WORK ORDER:
Output all of the entries below precisely as written.

(App and web page records)
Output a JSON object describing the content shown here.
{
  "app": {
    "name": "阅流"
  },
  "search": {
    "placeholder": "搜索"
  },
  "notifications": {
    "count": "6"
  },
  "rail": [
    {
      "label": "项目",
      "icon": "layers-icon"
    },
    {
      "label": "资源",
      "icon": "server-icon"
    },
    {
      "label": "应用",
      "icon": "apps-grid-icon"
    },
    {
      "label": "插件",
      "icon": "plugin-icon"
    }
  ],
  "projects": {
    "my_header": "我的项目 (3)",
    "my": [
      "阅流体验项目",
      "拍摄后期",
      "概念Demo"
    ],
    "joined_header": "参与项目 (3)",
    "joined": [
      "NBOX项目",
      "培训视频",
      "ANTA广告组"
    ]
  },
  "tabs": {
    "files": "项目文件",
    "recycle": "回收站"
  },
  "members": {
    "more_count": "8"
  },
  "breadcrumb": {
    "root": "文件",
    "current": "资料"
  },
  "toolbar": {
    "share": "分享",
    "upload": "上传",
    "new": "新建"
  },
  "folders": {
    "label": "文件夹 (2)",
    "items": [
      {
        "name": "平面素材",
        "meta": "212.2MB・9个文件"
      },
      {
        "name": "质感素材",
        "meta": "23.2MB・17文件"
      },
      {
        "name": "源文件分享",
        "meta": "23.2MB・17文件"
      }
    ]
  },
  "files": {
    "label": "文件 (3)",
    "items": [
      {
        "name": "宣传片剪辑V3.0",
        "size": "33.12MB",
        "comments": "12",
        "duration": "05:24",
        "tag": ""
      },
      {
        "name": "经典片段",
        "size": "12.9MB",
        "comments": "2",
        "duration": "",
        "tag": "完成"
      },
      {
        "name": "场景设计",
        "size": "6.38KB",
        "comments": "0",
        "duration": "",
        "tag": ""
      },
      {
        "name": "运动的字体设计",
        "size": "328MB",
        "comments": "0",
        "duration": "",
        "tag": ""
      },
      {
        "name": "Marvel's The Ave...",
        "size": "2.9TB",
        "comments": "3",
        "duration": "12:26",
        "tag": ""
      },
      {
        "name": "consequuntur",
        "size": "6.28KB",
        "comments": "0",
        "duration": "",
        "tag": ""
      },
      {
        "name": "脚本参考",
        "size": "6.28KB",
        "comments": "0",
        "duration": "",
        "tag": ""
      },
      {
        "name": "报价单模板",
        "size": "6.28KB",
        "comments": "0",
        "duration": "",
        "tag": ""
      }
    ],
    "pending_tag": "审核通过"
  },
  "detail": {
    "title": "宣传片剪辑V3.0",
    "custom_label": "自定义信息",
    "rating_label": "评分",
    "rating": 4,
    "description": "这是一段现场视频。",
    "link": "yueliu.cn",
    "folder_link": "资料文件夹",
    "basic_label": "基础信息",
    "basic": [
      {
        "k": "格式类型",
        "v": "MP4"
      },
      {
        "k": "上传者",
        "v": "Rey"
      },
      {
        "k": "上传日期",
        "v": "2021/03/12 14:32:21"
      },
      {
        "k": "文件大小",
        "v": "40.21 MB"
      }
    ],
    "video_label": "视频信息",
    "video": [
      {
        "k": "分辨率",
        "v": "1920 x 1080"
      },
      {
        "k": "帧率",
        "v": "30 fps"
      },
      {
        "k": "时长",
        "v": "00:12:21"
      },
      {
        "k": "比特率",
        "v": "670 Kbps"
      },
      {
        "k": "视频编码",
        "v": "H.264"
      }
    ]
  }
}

THE ANSWER:
Output a JSON object describing the content shown here.
{
  "app": {
    "name": "阅流"
  },
  "search": {
    "placeholder": "搜索"
  },
  "notifications": {
    "count": "6"
  },
  "rail": [
    {
      "label": "项目",
      "icon": "layers-icon"
    },
    {
      "label": "资源",
      "icon": "server-icon"
    },
    {
      "label": "应用",
      "icon": "apps-grid-icon"
    },
    {
      "label": "插件",
      "icon": "plugin-icon"
    }
  ],
  "projects": {
    "my_header": "我的项目 (3)",
    "my": [
      "阅流体验项目",
      "拍摄后期",
      "概念Demo"
    ],
    "joined_header": "参与项目 (3)",
    "joined": [
      "NBOX项目",
      "培训视频",
      "ANTA广告组"
    ]
  },
  "tabs": {
    "files": "项目文件",
    "recycle": "回收站"
  },
  "members": {
    "more_count": "8"
  },
  "breadcrumb": {
    "root": "文件",
    "current": "资料"
  },
  "toolbar": {
    "share": "分享",
    "upload": "上传",
    "new": "新建"
  },
  "folders": {
    "label": "文件夹 (2)",
    "items": [
      {
        "name": "平面素材",
        "meta": "212.2MB・9个文件"
      },
      {
        "name": "质感素材",
        "meta": "23.2MB・17文件"
      },
      {
        "name": "源文件分享",
        "meta": "23.2MB・17文件"
      }
    ]
  },
  "files": {
    "label": "文件 (3)",
    "items": [
      {
        "name": "宣传片剪辑V3.0",
        "size": "33.12MB",
        "comments": "12",
        "duration": "05:24",
        "tag": ""
      },
      {
        "name": "经典片段",
        "size": "12.9MB",
        "comments": "2",
        "duration": "",
        "tag": "完成"
      },
      {
        "name": "场景设计",
        "size": "6.38KB",
        "comments": "0",
        "duration": "",
        "tag": ""
      },
      {
        "name": "运动的字体设计",
        "size": "328MB",
        "comments": "0",
        "duration": "",
        "tag": ""
      },
      {
        "name": "Marvel's The Ave...",
        "size": "2.9TB",
        "comments": "3",
        "duration": "12:26",
        "tag": ""
      },
      {
        "name": "consequuntur",
        "size": "6.28KB",
        "comments": "0",
        "duration": "",
        "tag": ""
      },
      {
        "name": "脚本参考",
        "size": "6.28KB",
        "comments": "0",
        "duration": "",
        "tag": ""
      },
      {
        "name": "报价单模板",
        "size": "6.28KB",
        "comments": "0",
        "duration": "",
        "tag": ""
      }
    ],
    "pending_tag": "审核通过"
  },
  "detail": {
    "title": "宣传片剪辑V3.0",
    "custom_label": "自定义信息",
    "rating_label": "评分",
    "rating": 4,
    "description": "这是一段现场视频。",
    "link": "yueliu.cn",
    "folder_link": "资料文件夹",
    "basic_label": "基础信息",
    "basic": [
      {
        "k": "格式类型",
        "v": "MP4"
      },
      {
        "k": "上传者",
        "v": "Rey"
      },
      {
        "k": "上传日期",
        "v": "2021/03/12 14:32:21"
      },
      {
        "k": "文件大小",
        "v": "40.21 MB"
      }
    ],
    "video_label": "视频信息",
    "video": [
      {
        "k": "分辨率",
        "v": "1920 x 1080"
      },
      {
        "k": "帧率",
        "v": "30 fps"
      },
      {
        "k": "时长",
        "v": "00:12:21"
      },
      {
        "k": "比特率",
        "v": "670 Kbps"
      },
      {
        "k": "视频编码",
        "v": "H.264"
      }
    ]
  }
}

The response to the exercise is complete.